Neglected, angry, and uncertain, Meggie scowls at the world. But gradually, her friendship with Roger, a player's boy, grows (mainly because he is incredibly patient with her), and she finds herself on cordial terms with a few of the tradesfolk in her new London neighborhood, although there are others who still hold the the medieval beliefs that lameness like Meggie's is a sign of sin. But up on the top floor of her new house, her father is busily trying to turn base metal into gold. To do this, he needs money....and alchemy can be put to more sinister uses. Like murder and treason....
Cushman strikes just the right balance here between historical accuracy and a lively story of contemporary interest. The dialogue is particularly zesty, managing to be Elizabethan-esque while still fun to read. Here's an example, picked more or less at random:
"Of a sudden the door banged open. "Come, Meggy Swann," Roger called. "We are off to the river in search of a breeze."
She looked up, hiding the joy she felt at seeing him, and said, "Pray sir, pardon me. For a moment I mistook you for someone I did once knew. Someone who swore he was a friend and then abandoned me to sink under my afflictions in this--"
"Nay, Meggy, be not spleeny. I was occupied with drilling the apprentices and learning a new part myself." (page 95)
Meggy is at first not the most likable of characters (she is indeed very spleeny), but she sure has reason to be more than a bit prickly. I found it a pleasure to watch her gain confidence, and realizing that she actually does have the power to change her own circumstances. The story of how she finds a place in the world is both moving and believable (well, pretty believable.

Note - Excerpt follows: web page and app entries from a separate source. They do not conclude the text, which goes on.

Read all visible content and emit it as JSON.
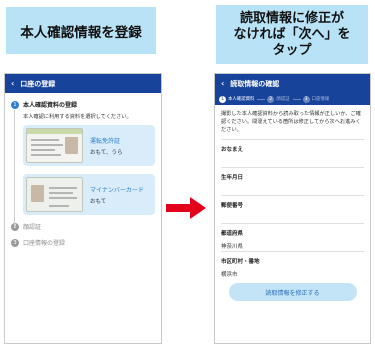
{
  "captions": {
    "left": "本人確認情報を登録",
    "right_line1": "読取情報に修正が",
    "right_line2": "なければ「次へ」を",
    "right_line3": "タップ"
  },
  "left_screen": {
    "title": "口座の登録",
    "back_icon": "chevron-left-icon",
    "steps": [
      {
        "number": "1",
        "label": "本人確認資料の登録"
      },
      {
        "number": "2",
        "label": "顔認証"
      },
      {
        "number": "3",
        "label": "口座情報の登録"
      }
    ],
    "instruction": "本人確認に利用する資料を選択してください。",
    "options": [
      {
        "title": "運転免許証",
        "subtitle": "おもて、うら"
      },
      {
        "title": "マイナンバーカード",
        "subtitle": "おもて"
      }
    ]
  },
  "right_screen": {
    "title": "読取情報の確認",
    "back_icon": "chevron-left-icon",
    "progress_steps": [
      {
        "number": "1",
        "label": "本人確認資料"
      },
      {
        "number": "2",
        "label": "顔認証"
      },
      {
        "number": "3",
        "label": "口座情報"
      }
    ],
    "intro": "撮影した本人確認資料から読み取った情報が正しいか、ご確認ください。間違えている箇所は修正してから次へお進みください。",
    "fields": [
      {
        "label": "おなまえ",
        "value": ""
      },
      {
        "label": "生年月日",
        "value": ""
      },
      {
        "label": "郵便番号",
        "value": ""
      },
      {
        "label": "都道府県",
        "value": "神奈川県"
      },
      {
        "label": "市区町村・番地",
        "value": "横浜市"
      }
    ],
    "fix_button": "読取情報を修正する"
  },
  "colors": {
    "header": "#17439b",
    "caption_bg": "#b8e2f6",
    "accent": "#2c7fd6",
    "arrow": "#e2001a"
  }
}
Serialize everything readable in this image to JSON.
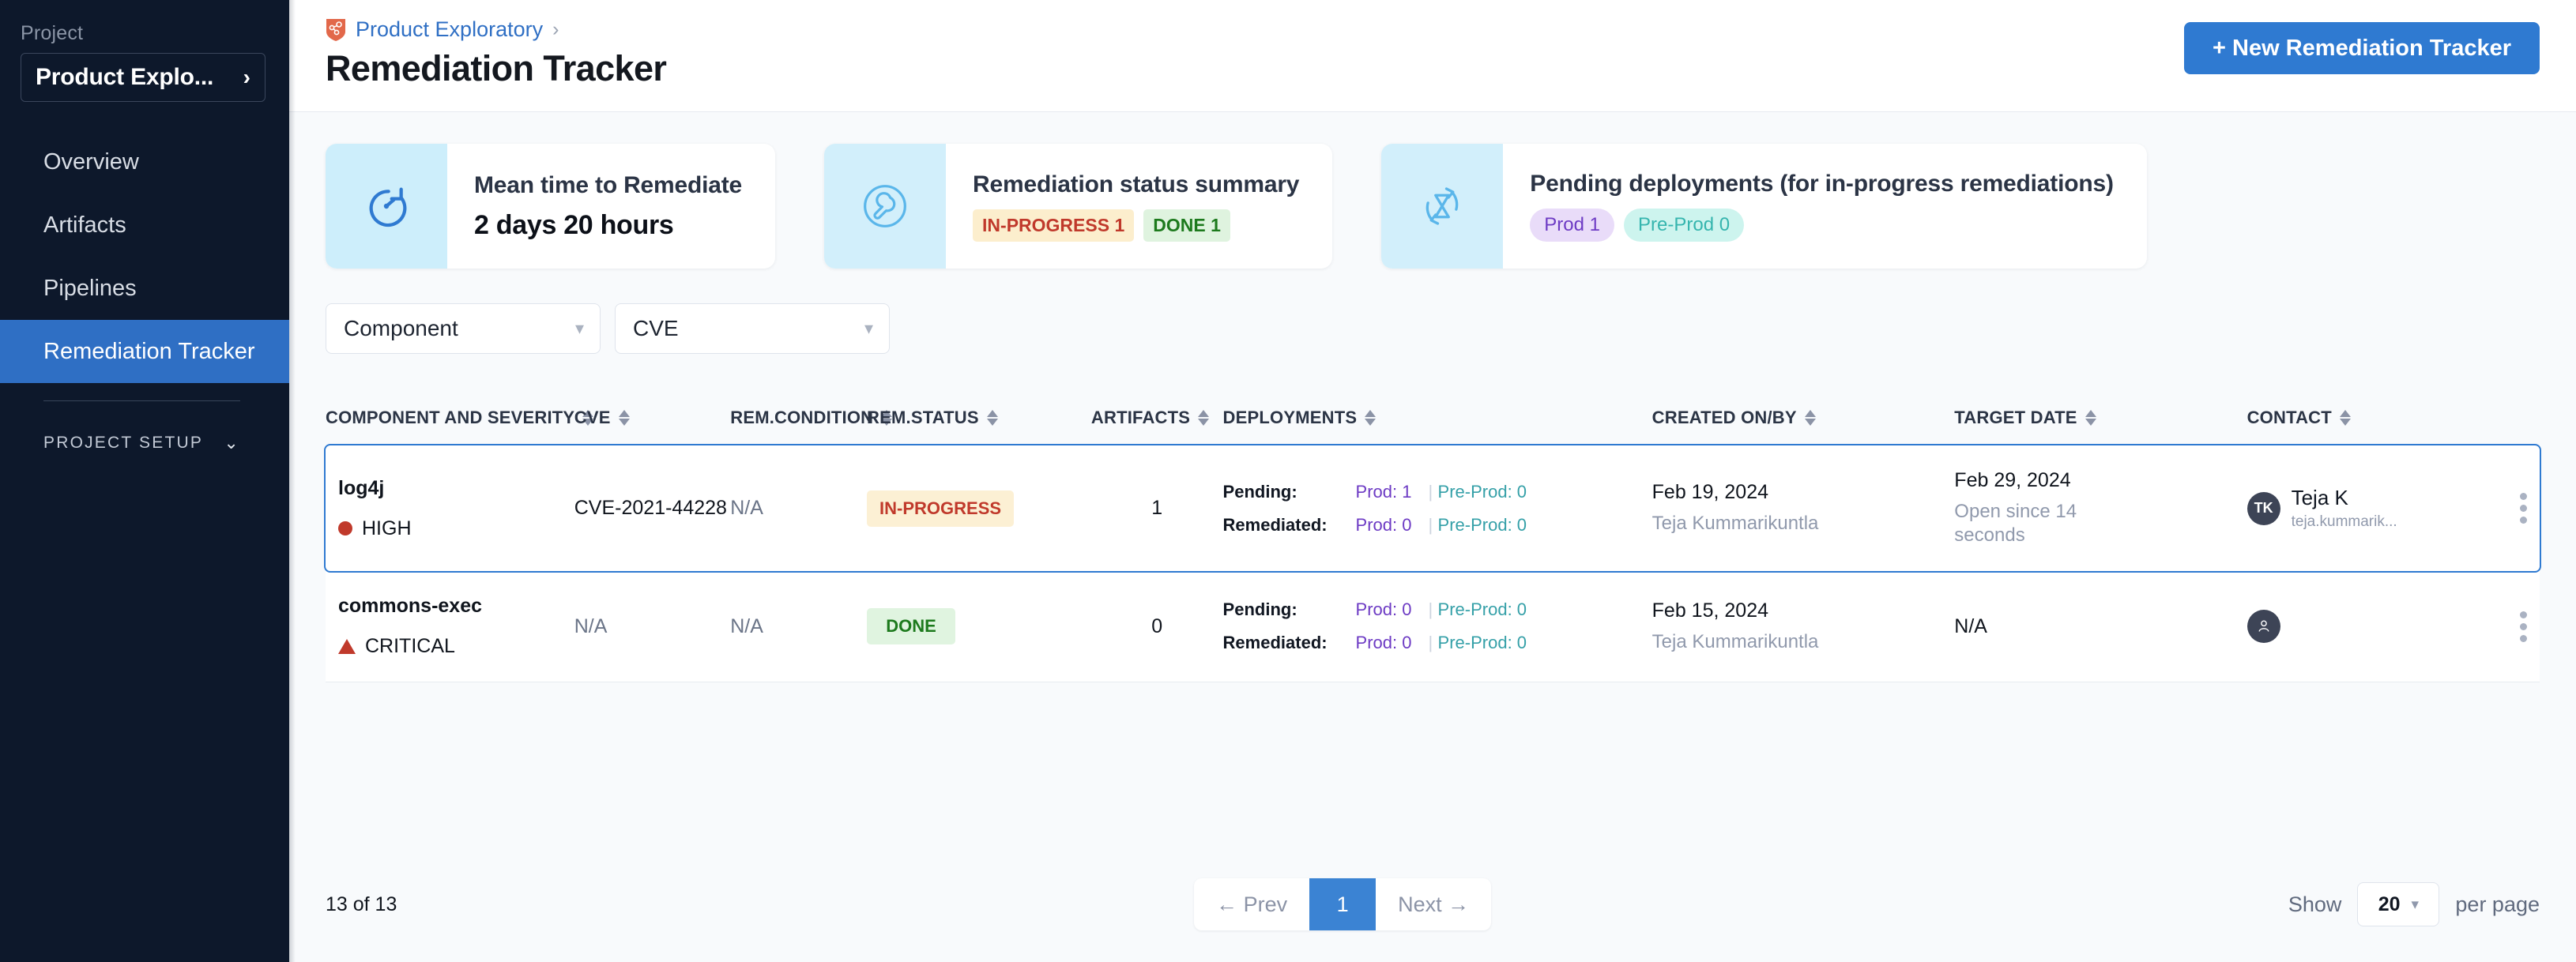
{
  "sidebar": {
    "project_label": "Project",
    "project_name": "Product Explo...",
    "project_chevron": "›",
    "items": [
      {
        "label": "Overview"
      },
      {
        "label": "Artifacts"
      },
      {
        "label": "Pipelines"
      },
      {
        "label": "Remediation Tracker"
      }
    ],
    "setup_label": "PROJECT SETUP",
    "setup_chevron": "⌄"
  },
  "header": {
    "breadcrumb_link": "Product Exploratory",
    "breadcrumb_sep": "›",
    "page_title": "Remediation Tracker",
    "new_button": "+ New Remediation Tracker"
  },
  "cards": [
    {
      "icon": "stopwatch-icon",
      "title": "Mean time to Remediate",
      "value": "2 days 20 hours"
    },
    {
      "icon": "wrench-icon",
      "title": "Remediation status summary",
      "pills": [
        {
          "label": "IN-PROGRESS 1",
          "kind": "inprog"
        },
        {
          "label": "DONE 1",
          "kind": "done"
        }
      ]
    },
    {
      "icon": "hourglass-refresh-icon",
      "title": "Pending deployments (for in-progress remediations)",
      "pills": [
        {
          "label": "Prod 1",
          "kind": "prod"
        },
        {
          "label": "Pre-Prod 0",
          "kind": "preprod"
        }
      ]
    }
  ],
  "filters": [
    {
      "value": "Component",
      "name": "component-filter"
    },
    {
      "value": "CVE",
      "name": "cve-filter"
    }
  ],
  "table": {
    "columns": [
      "COMPONENT AND SEVERITY",
      "CVE",
      "REM.CONDITION",
      "REM.STATUS",
      "ARTIFACTS",
      "DEPLOYMENTS",
      "CREATED ON/BY",
      "TARGET DATE",
      "CONTACT"
    ],
    "rows": [
      {
        "component": "log4j",
        "severity": "HIGH",
        "severity_icon": "circle-dot-icon",
        "cve": "CVE-2021-44228",
        "rem_condition": "N/A",
        "rem_status": "IN-PROGRESS",
        "rem_status_kind": "inprog",
        "artifacts": "1",
        "deployments": {
          "pending_label": "Pending:",
          "pending_prod": "Prod: 1",
          "pending_preprod": "Pre-Prod: 0",
          "remediated_label": "Remediated:",
          "remediated_prod": "Prod: 0",
          "remediated_preprod": "Pre-Prod: 0",
          "separator": "|"
        },
        "created_on": "Feb 19, 2024",
        "created_by": "Teja Kummarikuntla",
        "target_date": "Feb 29, 2024",
        "target_sub": "Open since 14 seconds",
        "contact_initials": "TK",
        "contact_name": "Teja K",
        "contact_email": "teja.kummarik..."
      },
      {
        "component": "commons-exec",
        "severity": "CRITICAL",
        "severity_icon": "warning-triangle-icon",
        "cve": "N/A",
        "rem_condition": "N/A",
        "rem_status": "DONE",
        "rem_status_kind": "done",
        "artifacts": "0",
        "deployments": {
          "pending_label": "Pending:",
          "pending_prod": "Prod: 0",
          "pending_preprod": "Pre-Prod: 0",
          "remediated_label": "Remediated:",
          "remediated_prod": "Prod: 0",
          "remediated_preprod": "Pre-Prod: 0",
          "separator": "|"
        },
        "created_on": "Feb 15, 2024",
        "created_by": "Teja Kummarikuntla",
        "target_date": "N/A",
        "target_sub": "",
        "contact_initials": "",
        "contact_name": "",
        "contact_email": ""
      }
    ]
  },
  "footer": {
    "count": "13 of 13",
    "prev": "← Prev",
    "current_page": "1",
    "next": "Next →",
    "show_label": "Show",
    "page_size": "20",
    "page_size_chevron": "⌄",
    "per_page_label": "per page"
  },
  "colors": {
    "accent": "#2f7ad1",
    "sidebar_bg": "#0d182b",
    "critical": "#c0392b",
    "high": "#c0392b",
    "done_green": "#1d7a1d",
    "prod_purple": "#6d3bc4",
    "preprod_teal": "#35b5ae"
  }
}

In all likelihood, she would have ended up begging in the gutters, but I'm glad she didn't).
Recommended to those who like detail-rich historical fiction or books featuring characters with disabilities, and in particular to those interested in alchemy, Elizabethan theatre, and the difficulties of keeping a pet goose in 16th/17th London on a limited budget!
(nb: review copy received from the publisher, via The Picnic Basket, where you can read the thoughts of many others in the comments on this post)